Once NIH had expanded into five buildings (including the animal facility) and the number of employees had risen to 150, the feeling of camaraderie lessened unfortunately, and informal conversations about science as well as close collaborations were less likely to occur. And McCoy, as director, felt separated from what went on in the state-of-the-art laboratories furnished with the latest in scientific equipment.

And still the NIH was outgrowing its space. When Luke and Helen Wilson offered their 45-acre estate in Bethesda, Maryland, to the U.S. government, the PHS seized the opportunity to once again expand NIH’s physical plant. By 1938, the NIH had moved to the Bethesda campus where it is today. The steps of Navy Hill’s East Building became a convenient spot for the scientists in the various divisions to line up and pose for photographs before they departed for Bethesda.

NIH moves out, CIA moves in: In 1942, four years after NIH moved away from the Navy Hill Campus, the Naval Medical Hospital and the Naval Medical School, which had been on Navy Hill since 1903, moved out. All their hospital operations were transferred to the National Naval Medical Center in Bethesda, Maryland. During World War II, several of the vacant Navy Hill buildings were used by the Office of Strategic Services (OSS) under William “Wild Bill” Donovan. His OSS, which ended operations in 1945, was the predecessor to the Central Intelligence Agency (CIA), which began in 1947. The CIA headquarters relocated to Langley, Virginia, in 1961. In 1963, to accommodate construction of the E Street Expressway, a large chunk of Navy Hill was demolished including the North Building and the animal building.
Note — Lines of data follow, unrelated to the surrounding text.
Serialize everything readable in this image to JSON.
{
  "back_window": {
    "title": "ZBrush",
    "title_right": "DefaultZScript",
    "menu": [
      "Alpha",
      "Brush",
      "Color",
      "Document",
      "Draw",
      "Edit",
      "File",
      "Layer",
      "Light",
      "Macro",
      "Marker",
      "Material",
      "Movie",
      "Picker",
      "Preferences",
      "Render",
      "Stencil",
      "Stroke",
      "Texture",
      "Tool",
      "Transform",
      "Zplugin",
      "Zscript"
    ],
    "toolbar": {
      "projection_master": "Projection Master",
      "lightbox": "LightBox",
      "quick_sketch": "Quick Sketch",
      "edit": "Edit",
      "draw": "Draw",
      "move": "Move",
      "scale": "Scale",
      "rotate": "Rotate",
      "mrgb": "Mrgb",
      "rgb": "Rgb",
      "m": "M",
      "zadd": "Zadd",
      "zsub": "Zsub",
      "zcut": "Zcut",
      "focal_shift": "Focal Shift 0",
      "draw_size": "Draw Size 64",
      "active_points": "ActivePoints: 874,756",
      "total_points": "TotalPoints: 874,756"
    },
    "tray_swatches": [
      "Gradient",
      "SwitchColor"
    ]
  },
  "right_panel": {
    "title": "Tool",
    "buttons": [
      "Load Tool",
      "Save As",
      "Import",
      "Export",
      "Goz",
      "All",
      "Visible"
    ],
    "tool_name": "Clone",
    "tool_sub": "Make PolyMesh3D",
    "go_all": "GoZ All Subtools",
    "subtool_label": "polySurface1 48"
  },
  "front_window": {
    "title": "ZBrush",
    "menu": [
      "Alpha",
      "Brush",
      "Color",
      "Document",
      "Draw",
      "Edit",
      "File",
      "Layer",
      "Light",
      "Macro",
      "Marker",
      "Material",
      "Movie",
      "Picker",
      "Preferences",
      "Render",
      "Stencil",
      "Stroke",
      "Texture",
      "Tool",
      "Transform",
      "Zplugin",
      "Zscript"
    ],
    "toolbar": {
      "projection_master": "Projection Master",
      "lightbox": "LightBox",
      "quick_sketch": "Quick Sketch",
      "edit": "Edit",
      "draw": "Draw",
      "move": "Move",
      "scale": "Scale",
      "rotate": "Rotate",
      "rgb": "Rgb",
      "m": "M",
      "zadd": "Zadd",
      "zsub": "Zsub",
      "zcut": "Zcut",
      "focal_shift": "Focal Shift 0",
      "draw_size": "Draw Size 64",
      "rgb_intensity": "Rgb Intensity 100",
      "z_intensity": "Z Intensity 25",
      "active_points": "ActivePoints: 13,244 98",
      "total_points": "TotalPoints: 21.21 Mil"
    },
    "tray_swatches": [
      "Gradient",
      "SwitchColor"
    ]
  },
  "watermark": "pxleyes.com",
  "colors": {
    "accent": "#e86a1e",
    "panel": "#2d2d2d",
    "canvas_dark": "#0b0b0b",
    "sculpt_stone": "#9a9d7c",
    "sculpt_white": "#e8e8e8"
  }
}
The U.S. Navy Bureau of Medicine and Surgery, which moved to Navy Hill in 1942, remained there until 2012, when it moved to Falls Church, Virginia. The U.S. Department of State has been using the E Street campus to house a variety of operations since 1987.

In 2016, OSS and CIA alumni succeeded in getting the buildings added to the National Register of Historic Places as the “E Street Complex (Office of Strategic Services and Central Intelligence Agency Headquarters).” The historical interpretation of the site is devoted to Donovan and the OSS, although the State Department is the current occupant of the remaining buildings. In 2017, it was through the Office of the State Department Historian that NIH staff members from the Office of NIH History and Stetten Museum were able to tour the site, which had been off-limits since NIH left nearly 80 years ago. The Office of NIH History will be working with the State Department Historian to rectify the gap in interpretation of the site. To learn more, read the application to the National Historic Registry at http://www.osssociety.org/pdfs/oss_nr_final_to_hpo.pdf.
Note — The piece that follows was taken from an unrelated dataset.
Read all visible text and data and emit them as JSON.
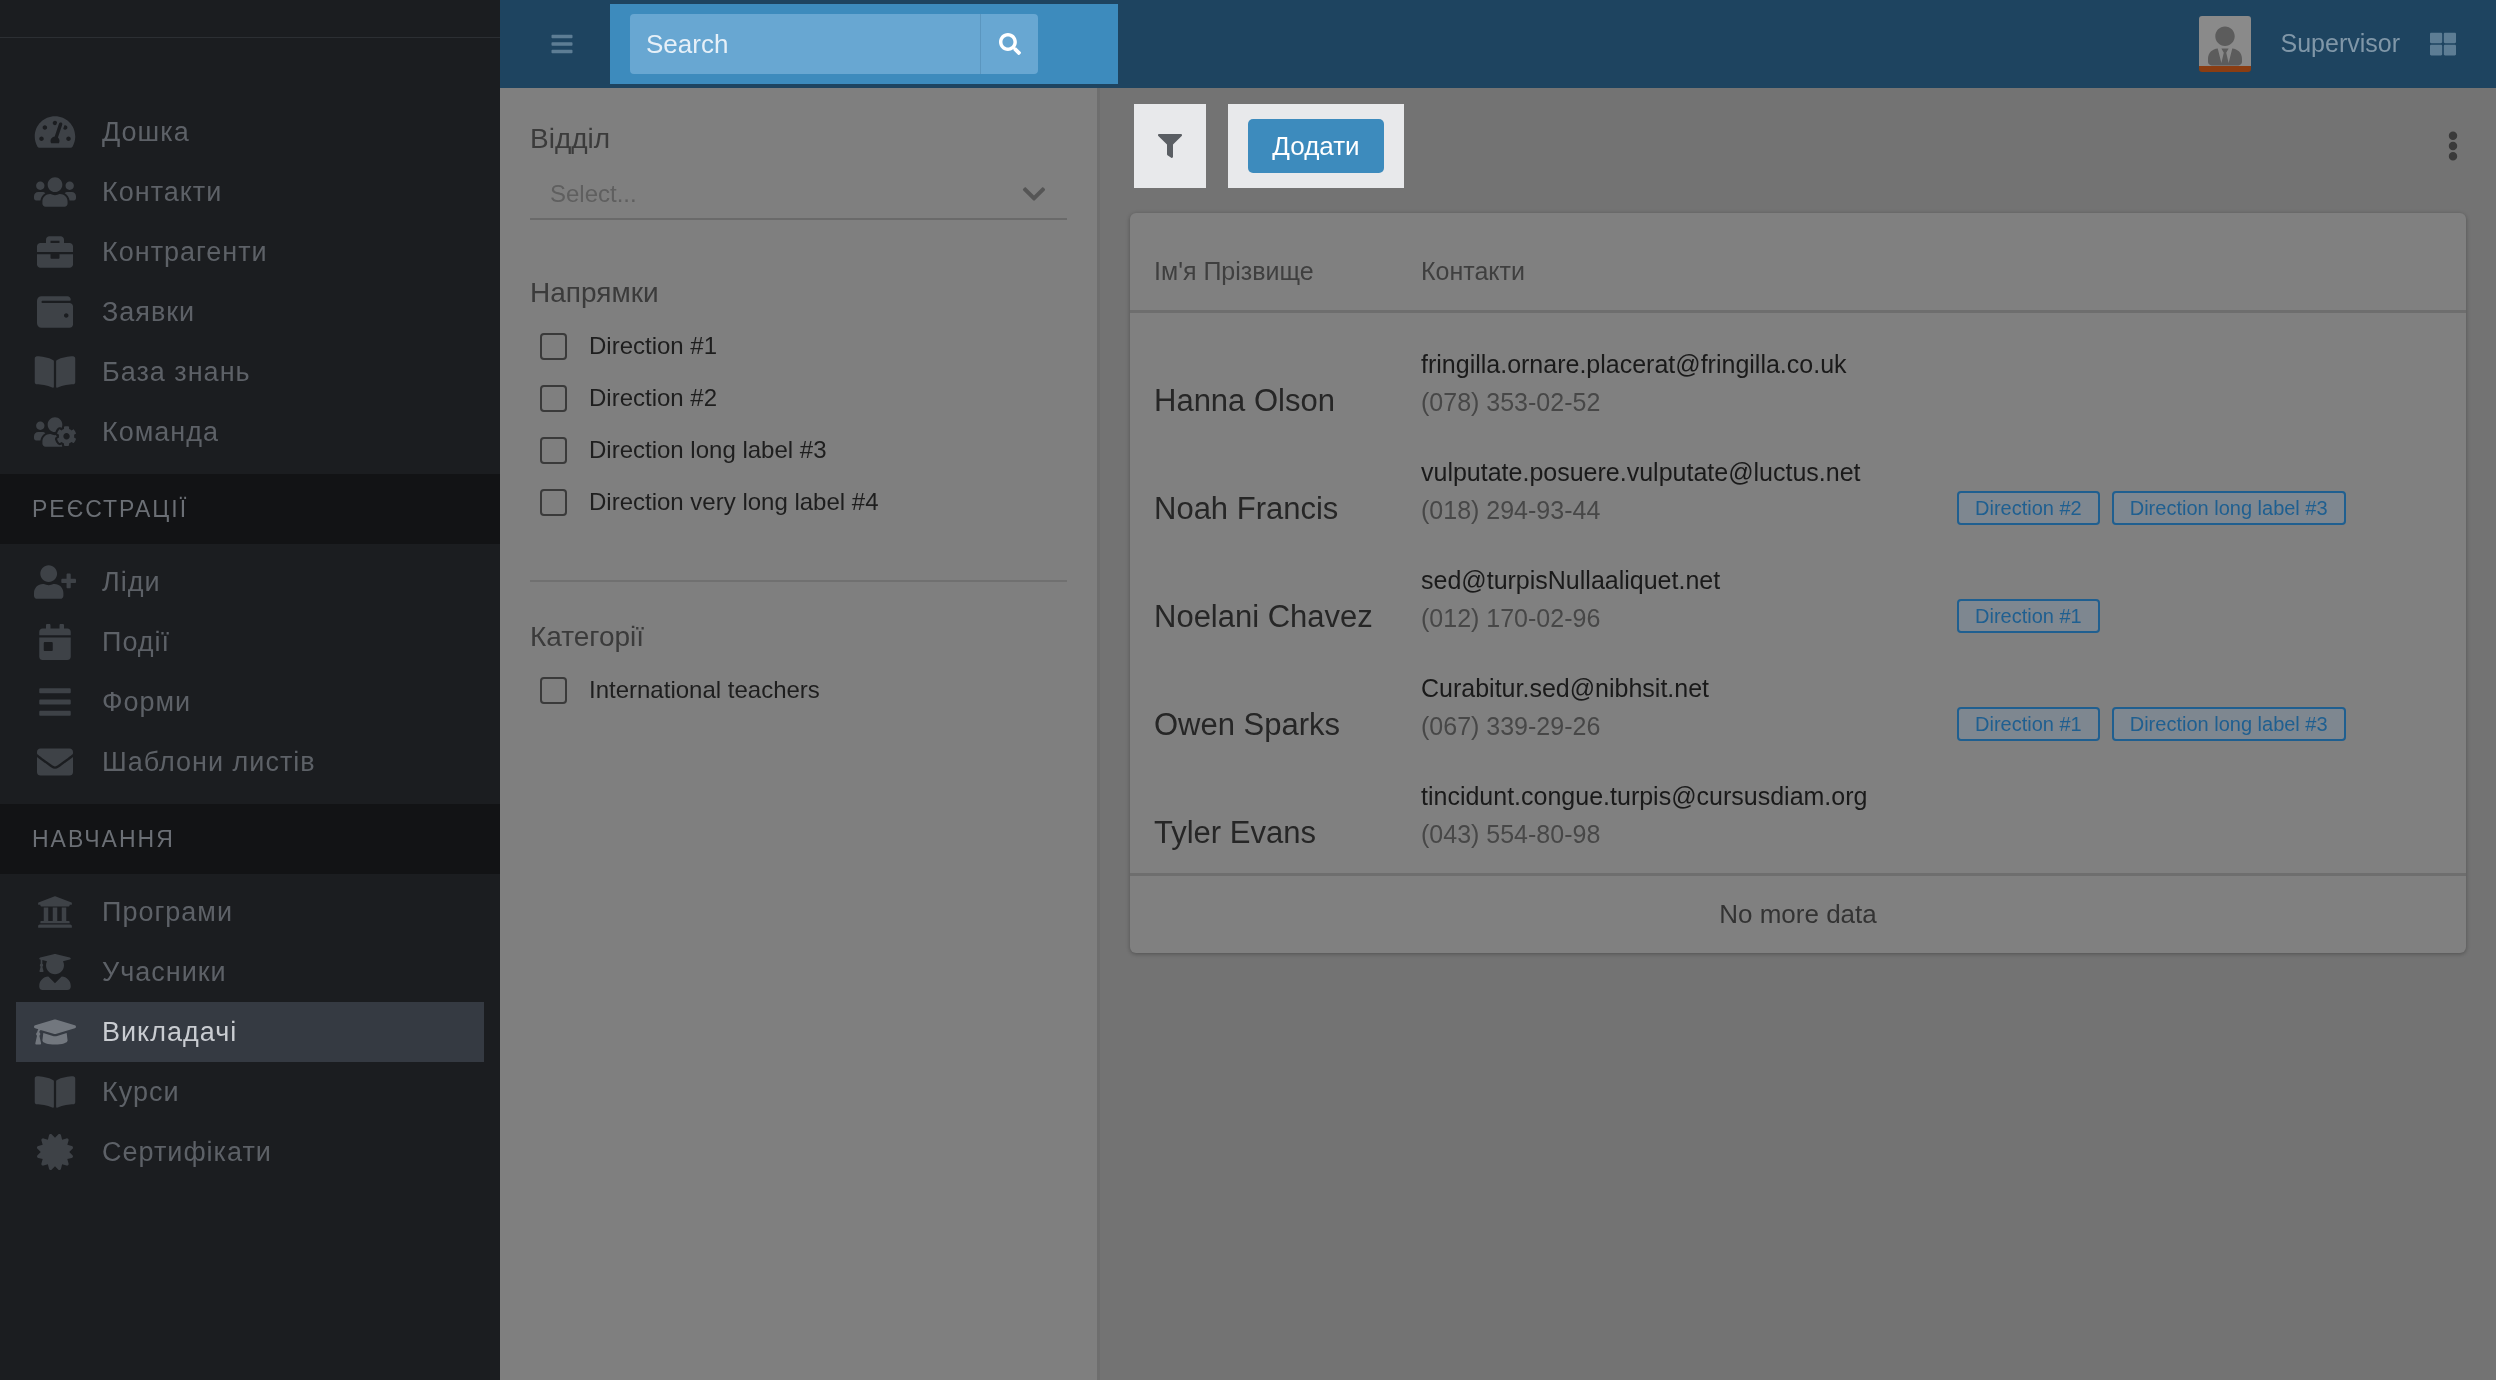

Aerial view of the Navy Hill Campus (see caption)

CREDIT: OFFICE OF NIH HISTORY AND STETTEN MUSEUM

NIH buildings on the Navy Hill campus as viewed from the Goodyear blimp Enterprise (1936). Buildings (lower half of photograph, from left): North Building; Central Building (old South Building); East Building (formerly the Administration Building); South Building. Behind the East Building (from left): The Old Naval Observatory, the Navy Hospital, and wards and housing.
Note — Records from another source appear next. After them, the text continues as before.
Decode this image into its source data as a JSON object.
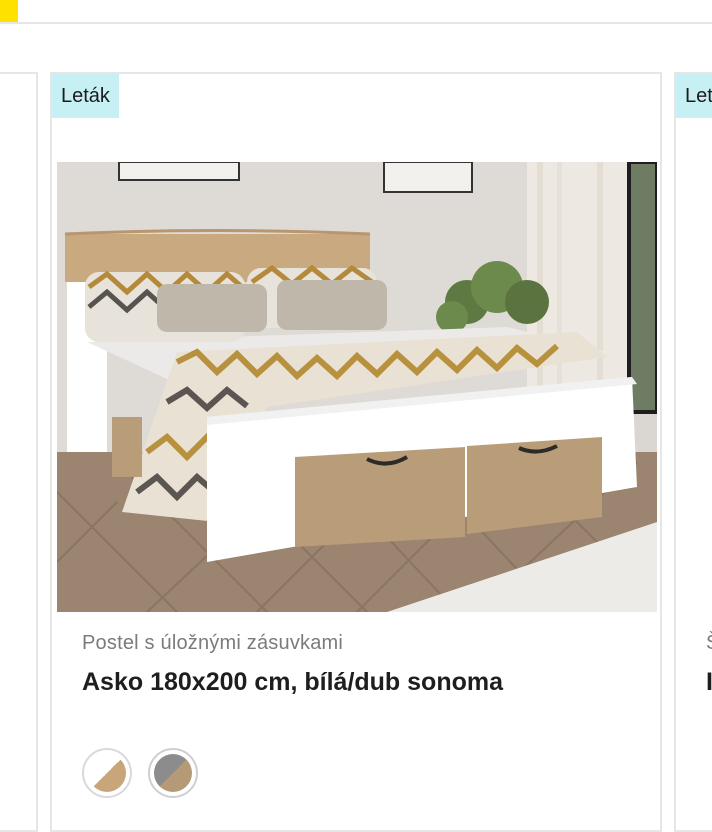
{
  "header": {
    "accent_color": "#ffe100"
  },
  "product": {
    "badge": "Leták",
    "subtitle": "Postel s úložnými zásuvkami",
    "title": "Asko 180x200 cm, bílá/dub sonoma",
    "image_alt": "Bed with storage drawers, white and sonoma oak",
    "swatches": [
      {
        "name": "white-oak",
        "colors": [
          "#ffffff",
          "#c9a57a"
        ]
      },
      {
        "name": "grey-oak",
        "colors": [
          "#8c8c8c",
          "#b49a76"
        ]
      }
    ]
  },
  "next_card": {
    "badge": "Let",
    "subtitle_start": "Š",
    "title_start": "I"
  },
  "colors": {
    "badge_bg": "#c6f0f4",
    "border": "#e6e6e6"
  }
}
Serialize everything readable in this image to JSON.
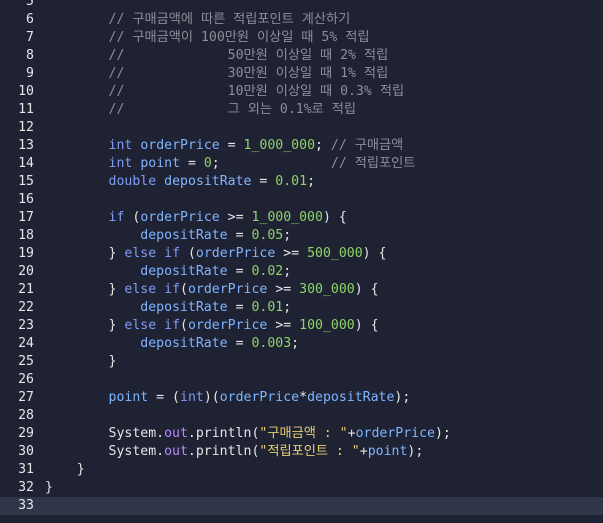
{
  "editor": {
    "lines": [
      {
        "num": "5",
        "text": ""
      },
      {
        "num": "6",
        "text": "        // 구매금액에 따른 적립포인트 계산하기"
      },
      {
        "num": "7",
        "text": "        // 구매금액이 100만원 이상일 때 5% 적립"
      },
      {
        "num": "8",
        "text": "        //             50만원 이상일 때 2% 적립"
      },
      {
        "num": "9",
        "text": "        //             30만원 이상일 때 1% 적립"
      },
      {
        "num": "10",
        "text": "        //             10만원 이상일 때 0.3% 적립"
      },
      {
        "num": "11",
        "text": "        //             그 외는 0.1%로 적립"
      },
      {
        "num": "12",
        "text": ""
      },
      {
        "num": "13",
        "text": "        int orderPrice = 1_000_000; // 구매금액"
      },
      {
        "num": "14",
        "text": "        int point = 0;              // 적립포인트"
      },
      {
        "num": "15",
        "text": "        double depositRate = 0.01;"
      },
      {
        "num": "16",
        "text": ""
      },
      {
        "num": "17",
        "text": "        if (orderPrice >= 1_000_000) {"
      },
      {
        "num": "18",
        "text": "            depositRate = 0.05;"
      },
      {
        "num": "19",
        "text": "        } else if (orderPrice >= 500_000) {"
      },
      {
        "num": "20",
        "text": "            depositRate = 0.02;"
      },
      {
        "num": "21",
        "text": "        } else if(orderPrice >= 300_000) {"
      },
      {
        "num": "22",
        "text": "            depositRate = 0.01;"
      },
      {
        "num": "23",
        "text": "        } else if(orderPrice >= 100_000) {"
      },
      {
        "num": "24",
        "text": "            depositRate = 0.003;"
      },
      {
        "num": "25",
        "text": "        }"
      },
      {
        "num": "26",
        "text": ""
      },
      {
        "num": "27",
        "text": "        point = (int)(orderPrice*depositRate);"
      },
      {
        "num": "28",
        "text": ""
      },
      {
        "num": "29",
        "text": "        System.out.println(\"구매금액 : \"+orderPrice);"
      },
      {
        "num": "30",
        "text": "        System.out.println(\"적립포인트 : \"+point);"
      },
      {
        "num": "31",
        "text": "    }"
      },
      {
        "num": "32",
        "text": "}"
      },
      {
        "num": "33",
        "text": ""
      }
    ],
    "current_line": "33",
    "colors": {
      "background": "#1e2233",
      "current_line": "#30364a",
      "comment": "#8c8f99",
      "keyword": "#7f9cf5",
      "number": "#8fd36a",
      "identifier": "#7fb4ff",
      "string": "#e6cf73",
      "field": "#b889f7",
      "default": "#e6e6e6"
    }
  }
}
United States Naval Observatory

Before Microscopes, There Were Telescopes

Old Naval Observatory

PHOTO BY BILL BRANSON, NIH

The United States Naval Observatory on Navy Hill (1844­–1893), now unoccupied, made significant contributions to astronomy in the 1800s.

Lying between 23rd and 25th Streets, and E Street and the Potomac River, the site originally called Potomac Hill was a bastion of 19th century science. In 1844, the building now known as the Old Naval Observatory was completed. The American Prime Meridian was set here in 1850 and used as the reference point for establishing the boundaries of many western states. In 1877, the moons of Mars were discovered by a Naval assistant astronomer—one of the major astronomical discoveries of the 19th century. Naval researchers contributed to the Transit of Venus expeditions in 1874 and 1882, and they also attempted to measure the speed of light. By 1893 the observatory needed additional space and moved to its current location at 3450 Massachusetts Avenue, NW, in Washington, D.C.

 


Further reading about Kinyoun and the Hygienic Lab

NIH Catalyst November–December 2012 issue 

Dr. Joseph Kinyoun The Indispensable Forgotten Man